A decidedly different foray into action game conventions with a pretension to cinematic gameplay and an extremely inventive style
Asura’s Wrath is a study in how to be an experimental game without adding a single experimental aspect. CyberConnect2 has taken the concepts of mainstream action games like God of War or Uncharted and, instead of reinventing the formula, has simply rearranged the components to make a linear, story focused game instead of a standard beat ‘em up.
But how does this story focus fare in this theoretically new medium? To understand the way a story could affect the player in a video game, we must look beyond the cutscene and see every aspect this game has to offer us. Does Asura’s Wrath have what it takes, not just as an interactive anime, but as a complete, full retail price video game?
To start off with, very little needs to be said about the game’s presentation. If you’ve seen the trailers, you understand exactly what the game looks like. There are no pre-rendered cutscenes and every moment of the game’s story takes place in-engine. The rough edges and occasional flat texture of the game quickly becomes drowned in the massive scale and flashiness of every scene. When the game slows down, these issues become more prominent without a spectacle to back them up, but the art direction is well designed enough to still feel crisp and vivid.

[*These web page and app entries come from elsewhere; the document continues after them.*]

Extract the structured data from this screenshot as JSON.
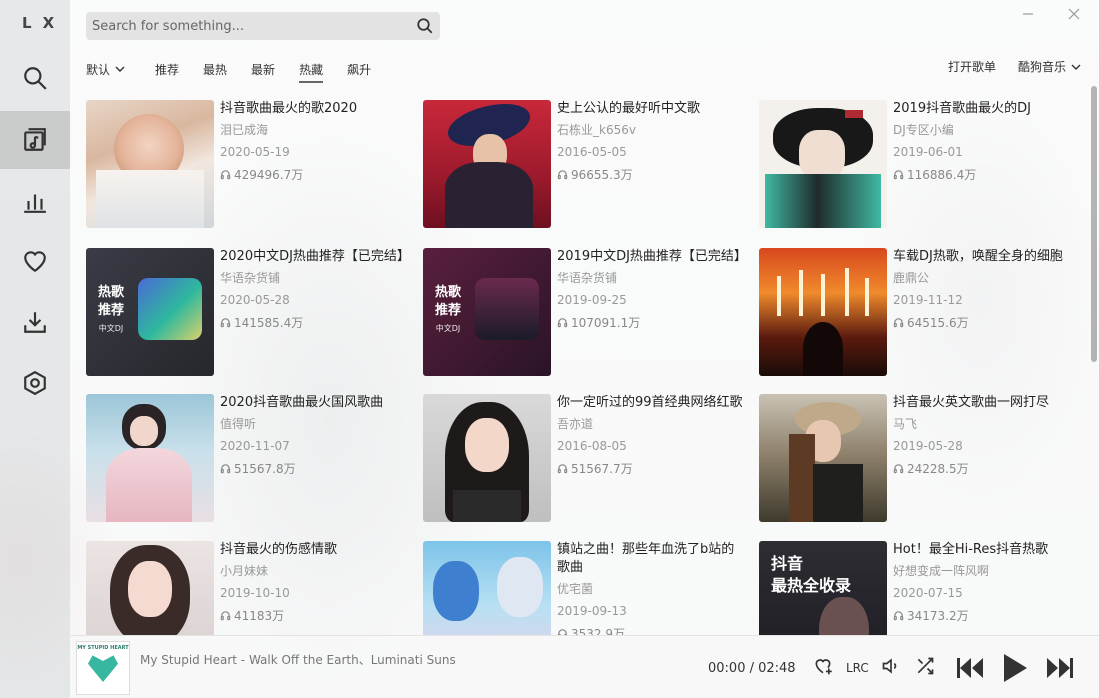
{
  "app": {
    "logo_letters": [
      "L",
      "X"
    ]
  },
  "search": {
    "placeholder": "Search for something..."
  },
  "tabs": {
    "sort_label": "默认",
    "items": [
      {
        "label": "推荐"
      },
      {
        "label": "最热"
      },
      {
        "label": "最新"
      },
      {
        "label": "热藏",
        "active": true
      },
      {
        "label": "飙升"
      }
    ]
  },
  "header_right": {
    "open_list": "打开歌单",
    "source": "酷狗音乐"
  },
  "playlists": [
    {
      "title": "抖音歌曲最火的歌2020",
      "author": "泪已成海",
      "date": "2020-05-19",
      "plays": "429496.7万"
    },
    {
      "title": "史上公认的最好听中文歌",
      "author": "石栋业_k656v",
      "date": "2016-05-05",
      "plays": "96655.3万"
    },
    {
      "title": "2019抖音歌曲最火的DJ",
      "author": "DJ专区小编",
      "date": "2019-06-01",
      "plays": "116886.4万"
    },
    {
      "title": "2020中文DJ热曲推荐【已完结】",
      "author": "华语杂货铺",
      "date": "2020-05-28",
      "plays": "141585.4万",
      "overlay": "热歌\n推荐",
      "overlay_sub": "中文DJ"
    },
    {
      "title": "2019中文DJ热曲推荐【已完结】",
      "author": "华语杂货铺",
      "date": "2019-09-25",
      "plays": "107091.1万",
      "overlay": "热歌\n推荐",
      "overlay_sub": "中文DJ"
    },
    {
      "title": "车载DJ热歌，唤醒全身的细胞",
      "author": "鹿鼎公",
      "date": "2019-11-12",
      "plays": "64515.6万"
    },
    {
      "title": "2020抖音歌曲最火国风歌曲",
      "author": "值得听",
      "date": "2020-11-07",
      "plays": "51567.8万"
    },
    {
      "title": "你一定听过的99首经典网络红歌",
      "author": "吾亦道",
      "date": "2016-08-05",
      "plays": "51567.7万"
    },
    {
      "title": "抖音最火英文歌曲一网打尽",
      "author": "马飞",
      "date": "2019-05-28",
      "plays": "24228.5万"
    },
    {
      "title": "抖音最火的伤感情歌",
      "author": "小月妹妹",
      "date": "2019-10-10",
      "plays": "41183万"
    },
    {
      "title": "镇站之曲！那些年血洗了b站的歌曲",
      "author": "优宅菌",
      "date": "2019-09-13",
      "plays": "3532.9万"
    },
    {
      "title": "Hot！最全Hi-Res抖音热歌",
      "author": "好想变成一阵风啊",
      "date": "2020-07-15",
      "plays": "34173.2万",
      "overlay": "抖音\n最热全收录"
    }
  ],
  "player": {
    "track": "My Stupid Heart - Walk Off the Earth、Luminati Suns",
    "thumb_text": "MY STUPID HEART",
    "time": "00:00 / 02:48",
    "lrc_label": "LRC"
  },
  "colors": {
    "accent": "#333333"
  }
}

The presentation is carried along by some truly awe-inspiring cinematography, easily some of the best the gaming medium has seen outside of Silent Hill and Shadow of the Colossus. The color choices all blend well, creating a fluid yet stirring sense of epicness that pervades every fight and every scene.
Asura’s Wrath doesn’t have a perfect sense of flow, but to its credit, switching rapidly from cutscene to beat ‘em up gameplay is a fairly rocky journey to begin with. Every scene is a toss up between long un-interactive cutscenes, quicktime events, and direct control scenes. The game seems to take devious pleasure in switching focus without warning. However, this never comes off as insulting or unfair. Rather it is a brutal, albeit helpful, reminder to never take your hands off the controller.